“University is the best time to try and learn new things”, so they say. You enter university as a wide-eyed freshmen, excited to heed your seniors’ advice. After all, having been in the same CCA for 4-6 years, playing the same instrument, can get a little mundane.
But having said that, there has definitely got to be an impetus for continuing on in a music programme, despite not being a music major.
For starters, music, or the arts, can enhance “critical thinking” abilities and outcomes. Which is great for the rigour of university education! Being able to continue pursuing music and at the same time developing one’s critical thinking skills, that’s killing two birds with one stone.
Aside from all the tangible outcomes of being involved in music, there is also an intangible aspect to it. Having been in the school’s symphonic band through my secondary school and junior college years, I had to think twice (maybe even thrice) about joining band once again in university.

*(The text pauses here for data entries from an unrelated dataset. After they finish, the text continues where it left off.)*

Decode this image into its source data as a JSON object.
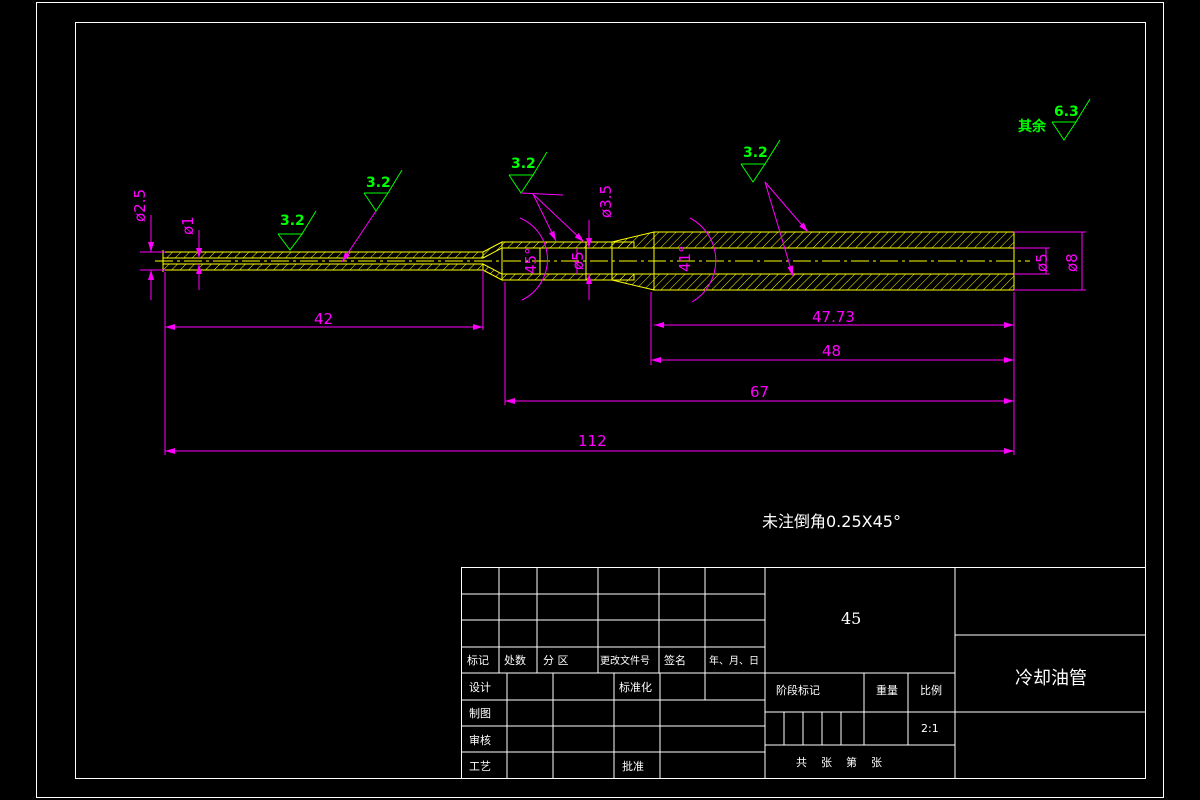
{
  "dimensions": {
    "d_left": "ø2.5",
    "d_left_bore": "ø1",
    "d_mid": "ø3.5",
    "d_mid_bore": "ø5",
    "angle_left": "45°",
    "angle_right": "41°",
    "d_right_bore": "ø5",
    "d_right": "ø8",
    "len_42": "42",
    "len_4773": "47.73",
    "len_48": "48",
    "len_67": "67",
    "len_112": "112"
  },
  "roughness": {
    "r1": "3.2",
    "r2": "3.2",
    "r3": "3.2",
    "r4": "3.2",
    "other_label": "其余",
    "other_value": "6.3"
  },
  "note": "未注倒角0.25X45°",
  "title_block": {
    "material": "45",
    "part_name": "冷却油管",
    "headers": [
      "标记",
      "处数",
      "分 区",
      "更改文件号",
      "签名",
      "年、月、日"
    ],
    "rows": [
      "设计",
      "制图",
      "审核",
      "工艺"
    ],
    "standardize": "标准化",
    "approve": "批准",
    "stage_mark": "阶段标记",
    "weight": "重量",
    "scale_label": "比例",
    "scale_value": "2:1",
    "sheets": "共    张    第    张"
  },
  "colors": {
    "background": "#000000",
    "frame": "#ffffff",
    "dimension": "#ff00ff",
    "part": "#ffff00",
    "roughness": "#00ff00"
  }
}
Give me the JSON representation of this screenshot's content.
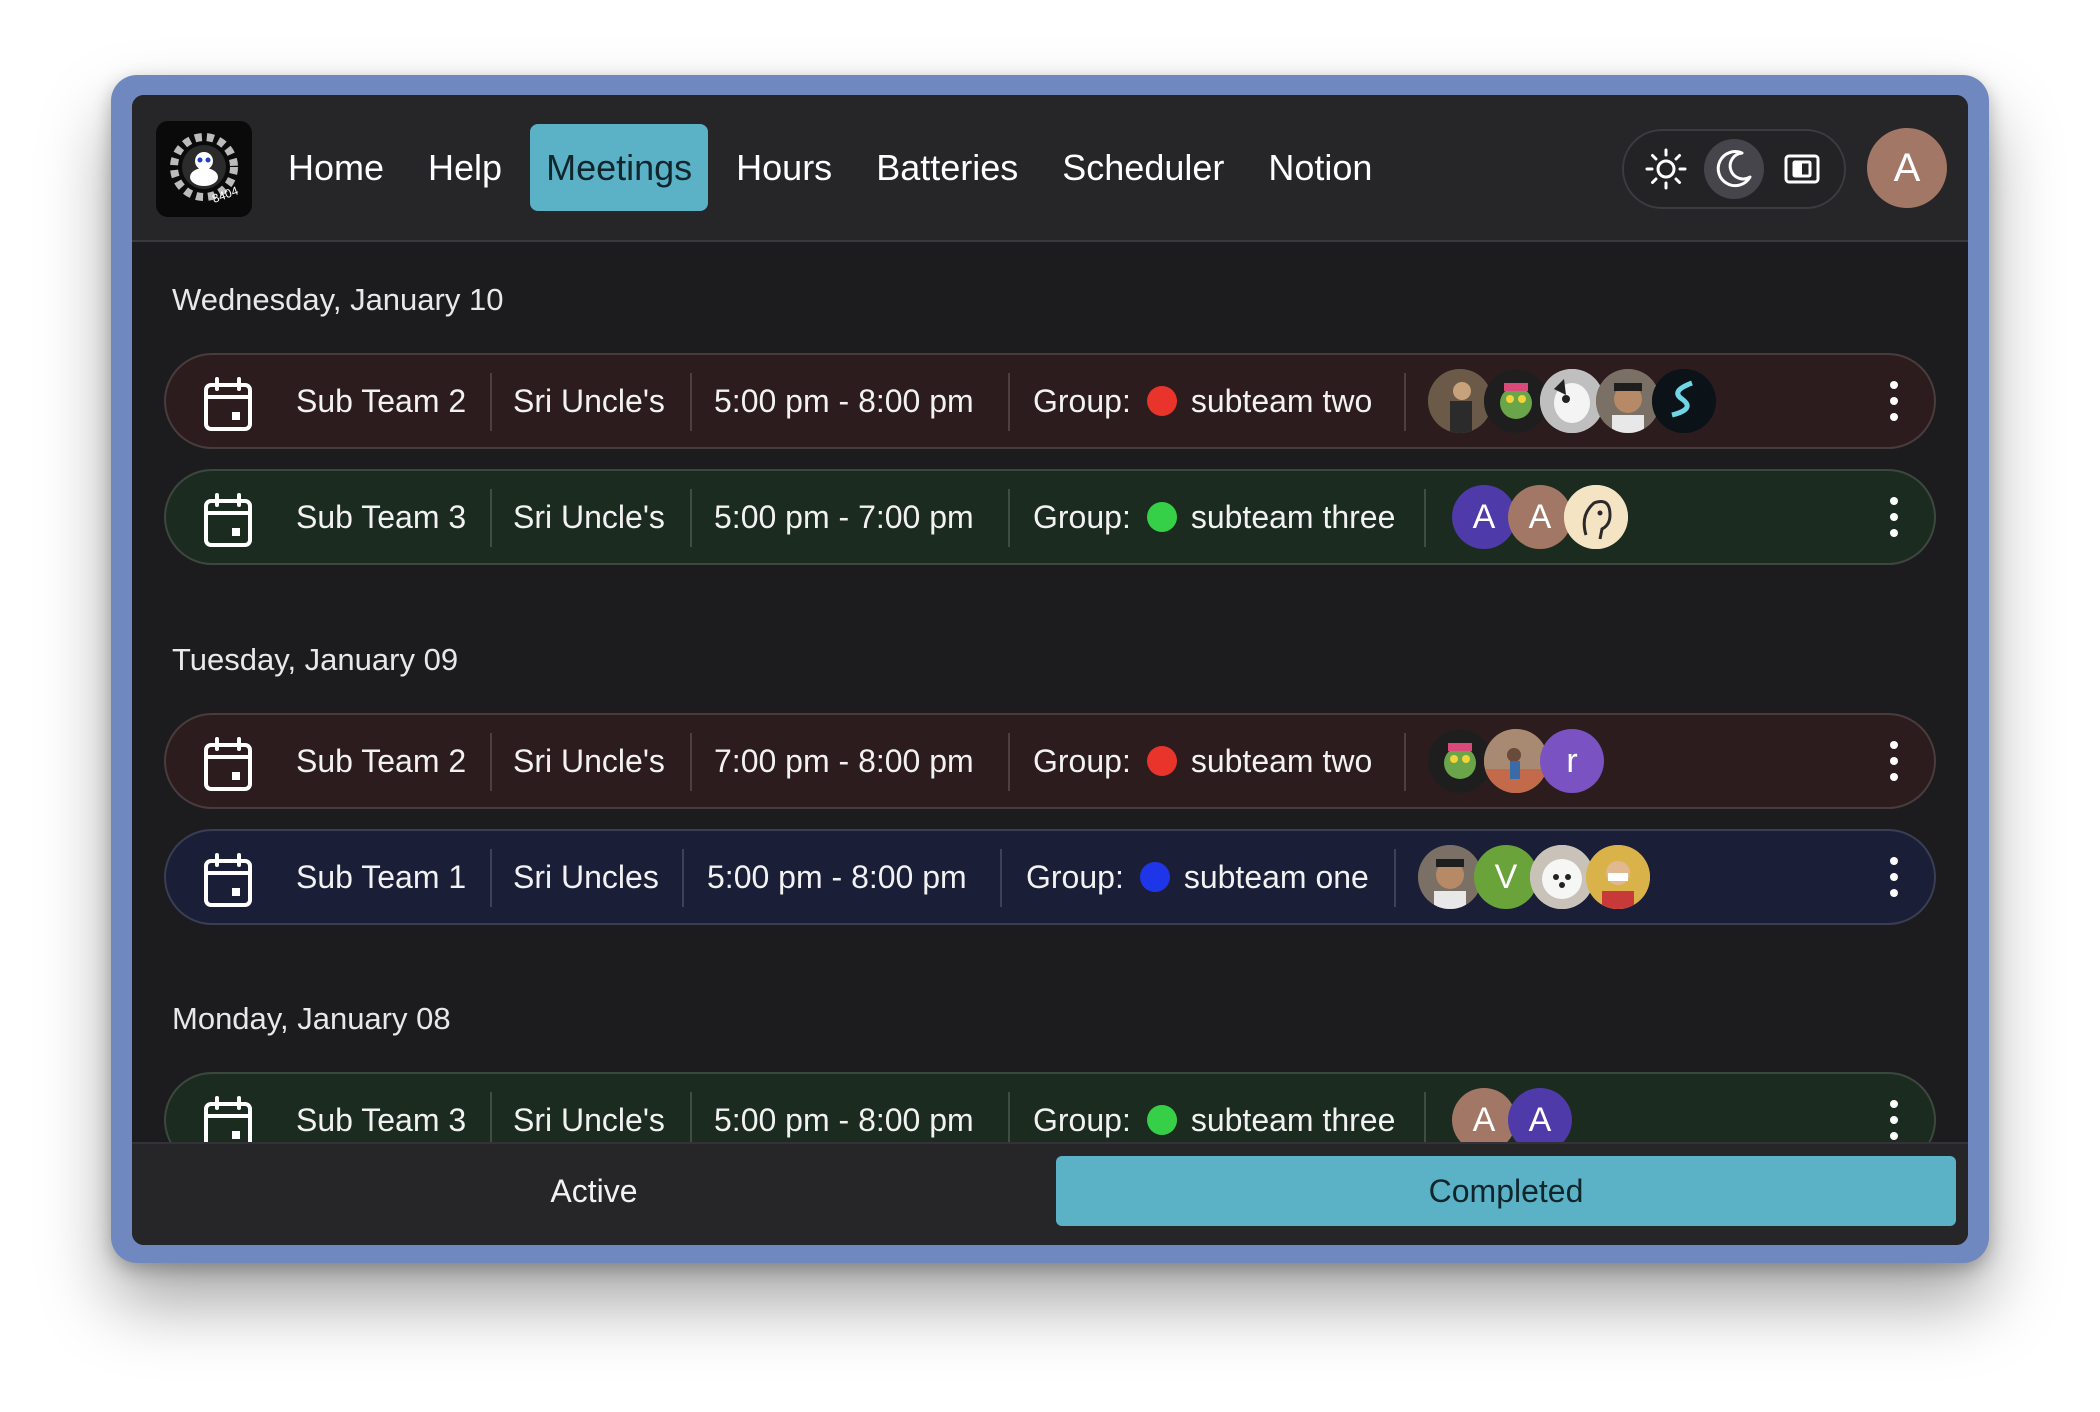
{
  "nav": {
    "items": [
      "Home",
      "Help",
      "Meetings",
      "Hours",
      "Batteries",
      "Scheduler",
      "Notion"
    ],
    "active": "Meetings",
    "logo_text": "8404"
  },
  "theme": {
    "options": [
      "light",
      "dark",
      "system"
    ],
    "selected": "dark"
  },
  "user": {
    "initial": "A"
  },
  "groups": [
    {
      "date": "Wednesday, January 10",
      "meetings": [
        {
          "team": "Sub Team 2",
          "location": "Sri Uncle's",
          "time": "5:00 pm - 8:00 pm",
          "group_label": "Group:",
          "group": "subteam two",
          "color": "#e8342a"
        },
        {
          "team": "Sub Team 3",
          "location": "Sri Uncle's",
          "time": "5:00 pm - 7:00 pm",
          "group_label": "Group:",
          "group": "subteam three",
          "color": "#36d048"
        }
      ]
    },
    {
      "date": "Tuesday, January 09",
      "meetings": [
        {
          "team": "Sub Team 2",
          "location": "Sri Uncle's",
          "time": "7:00 pm - 8:00 pm",
          "group_label": "Group:",
          "group": "subteam two",
          "color": "#e8342a"
        },
        {
          "team": "Sub Team 1",
          "location": "Sri Uncles",
          "time": "5:00 pm - 8:00 pm",
          "group_label": "Group:",
          "group": "subteam one",
          "color": "#1e36e8"
        }
      ]
    },
    {
      "date": "Monday, January 08",
      "meetings": [
        {
          "team": "Sub Team 3",
          "location": "Sri Uncle's",
          "time": "5:00 pm - 8:00 pm",
          "group_label": "Group:",
          "group": "subteam three",
          "color": "#36d048"
        }
      ]
    }
  ],
  "avatar_letters": {
    "row2": [
      "A",
      "A"
    ],
    "row3": [
      "r"
    ],
    "row4": [
      "V"
    ],
    "row5": [
      "A",
      "A"
    ]
  },
  "tabs": {
    "active_label": "Active",
    "completed_label": "Completed",
    "selected": "Completed"
  }
}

It was a choice that I made with entirely no regrets.
It’s not easy to imagine or expect what is in store for your university life. The time-management, expectations and stress – it is on a whole new level. Music, however, is and will be a constant. Continuing to pursue music in university allowed me to take breaks amidst a hectic week poring over tutorial questions. It gave me pockets of time to immerse myself in another world. It gave me a reason to take a break from the fast-paced hustle and bustle of school.
Although it meant having to sacrifice nights to attend rehearsals, I had gained so much more. Being involved in music at the university level exposed me to an array of music genres I would have never come into contact with. My technicality was stretched far and beyond what I thought was my limit. I made friends, whom I can play music with and share my secrets with, I got to know band seniors who shared tips and constantly encouraged me through the university life, beyond project mates whose companionship lasted perhaps slightly more than a semester.
Beyond performing with the band, I even had opportunities to work on projects with fellow arts lovers from other arts groups, such as the Symphony Orchestra, Jazz Band, Chinese Orchestra, Dance Ensemble, etc expanding my horizon and understanding into the arts .
In a camp unlike any other, TRIO CAMP was the first “beyond band” music camp that I had participated in and eventually co-organised with fellow leaders in Symphony Orchestra and Jazz Band. Bringing together musician from three music groups – NUS Wind Symphony, NUS Jazz Band and NUS Symphony Orchestra, Trio Camp is the reason for the close knit ties between musicians alike. Besides the usual fun and games that most camps offer, Trio Camp also allows participants to take part in music masterclass held by renowned musicians, experience playing in the three music groups, and attend music workshops. Faculty members of Trio Camp 2017 includes Mr Lim Soon Lee (NUSSO), Kam Ning, A/P Ho Hwee Long (NUSWS), Mr Francis Tan (NUSWS), Mr Tan Chin Boo (NUS Jazz Band) and many more!
Join me in this journey in adding vibrancy to your university life!
Date: Friday to Sunday, 30 Jun- 2 Jul 2017
Location: Stephen Riady Centre, University Town, NUS
Cost: $35 (early bird sign up before 30 May) |$40
(Accommodation in UTown hostel will be provided)
A contributing editor at TBP.